The worst thing about making new friends is explaining my life. It starts early with simple questions like “How many classes are you taking?” I can see the confusion when my answers don’t line up with expectations. Subconsciously, my potential friend has a vision of me already formed — not the specifics, but a general outline. And in that general outline, I am healthy. I hate the moment that vision goes away. I hate that I have to explain it away.
“Wait. So like, what do you do? I mean, if you’re only part time and you don’t work?”
I don’t know how to answer that question. Still. After dozens of attempts, I’m not sure I’ve ever answered in a way that makes any sense. Probably because I still don’t know what I do with my time. Rest? Stare into space? Worry about answering that question? Eventually, I give them the whole run-down, the “chronic fatigue syndrome/life story” starter conversation. Sick at 12. Bunch of doctors. Tutors at home. Not enough research. No treatment. No cure. Yada yada. That whole spiel.

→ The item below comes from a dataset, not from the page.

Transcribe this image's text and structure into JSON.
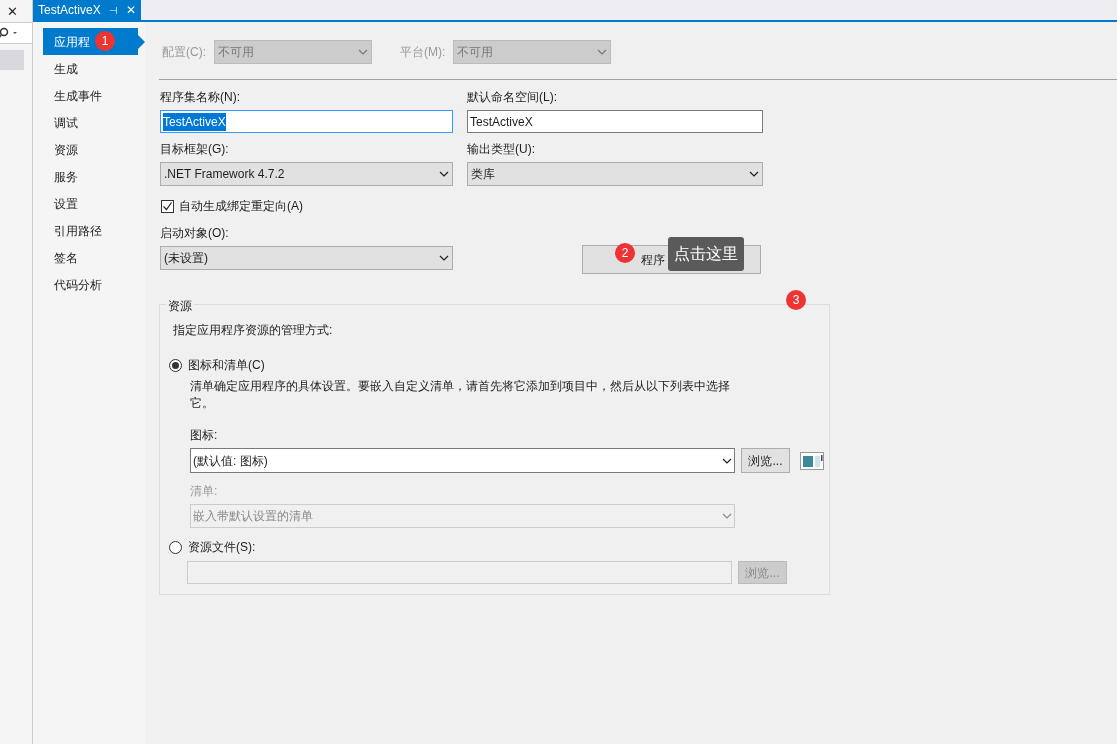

Honestly, I still sweat through that first conversation. I try to treat it as nonchalantly as I can. I’m simply relaying information because someone asked a question. But it doesn’t feel that easy. And I worry that it’s heavy. I feel like they asked about the weather outside and I told them about the worst storm in local history — surprising, confusing, and unnecessarily depressing. It’s difficult to tell when to get into the details and when to just smile and let them wonder.
Yesterday, I stopped a few of my fellow students outside the football stadium to ask them questions about tailgating for a piece in the yearbook. Coincidentally, two of those students were from small towns near mine, and wanted to chat about the local community college and who I knew from high school. Except I don’t know people from high school. Because I, you know, didn’t go. Maybe I should just say I was home-schooled; it’s less confusing and doesn’t generally invite follow-up questions. But I’m doing this thing with my life where I try to be honest, to the best of my ability. So I make things awkward with strangers on principle.
“Wait. What does that mean, you didn’t go to high school?”
“Uh, well, do you want my whole life story? That was the simple answer.”
“Yeah, give us your life story, because the simple answer is confusing.”
So I didn’t give them the whole scripted explanation, but I told them I got sick. Somehow that always feels personal. It’s an event in my life. I was born. I did things. I went places. I got sick. It shouldn’t be hard to say. It shouldn’t feel like a secret. I’m not confessing. But I sweat like I’m confessing when I say “I have chronic fatigue syndrome.”
I fear dismissive reactions. It’s disheartening to have to convince someone that my condition is actually a big deal. I’m scared that people don’t think it is. I’m scared they suspect I’m just weak. That fear will make you sweat. But most people don’t react that way. Most people are nice and try to understand. So why am I ashamed? Why do I feel like I’m admitting a personal failing?
I don’t want to let go of that vision a potential friend might have of me, the general outline in which I am healthy. I like that image. It’s not even mine, but I don’t want to change it. I want to seem that way for as long as possible. I want to be that for real. But I’m not that. And if I want to have conversations in which I talk about my life, I have to talk about being sick. It touches every part of my life. It is my life.
That first conversation may always be an anxious occasion for me. I may never be comfortable ripping a hole through a person’s outline assumptions of a healthy me. But that first conversation is only one, and in my experience, it’s usually not the last one. The next conversation — when my potential friend (or maybe actual friend, at this point) feels comfortable enough to ask me questions, to get to know what my life is really like — is usually better. And the ones after that — when they get your dark jokes and know your migraine triggers almost as well as you do — are sometimes, maybe even mostly, good. You won’t know who is capable of those good conversations unless you wade through that first one.
The best part about making new friends is obviously the people themselves. And I want more people. People who can get it, if I explain it a little bit first, are ones I want around. So I keep having that first conversation, even with strangers I’m just trying to interview for the yearbook. Maybe the more I do it, the easier it will be. Hopefully, someday it won’t feel like a confession, but more like a statement of fact or even revealing something fascinating about me. Until then, I’ll sweat through it.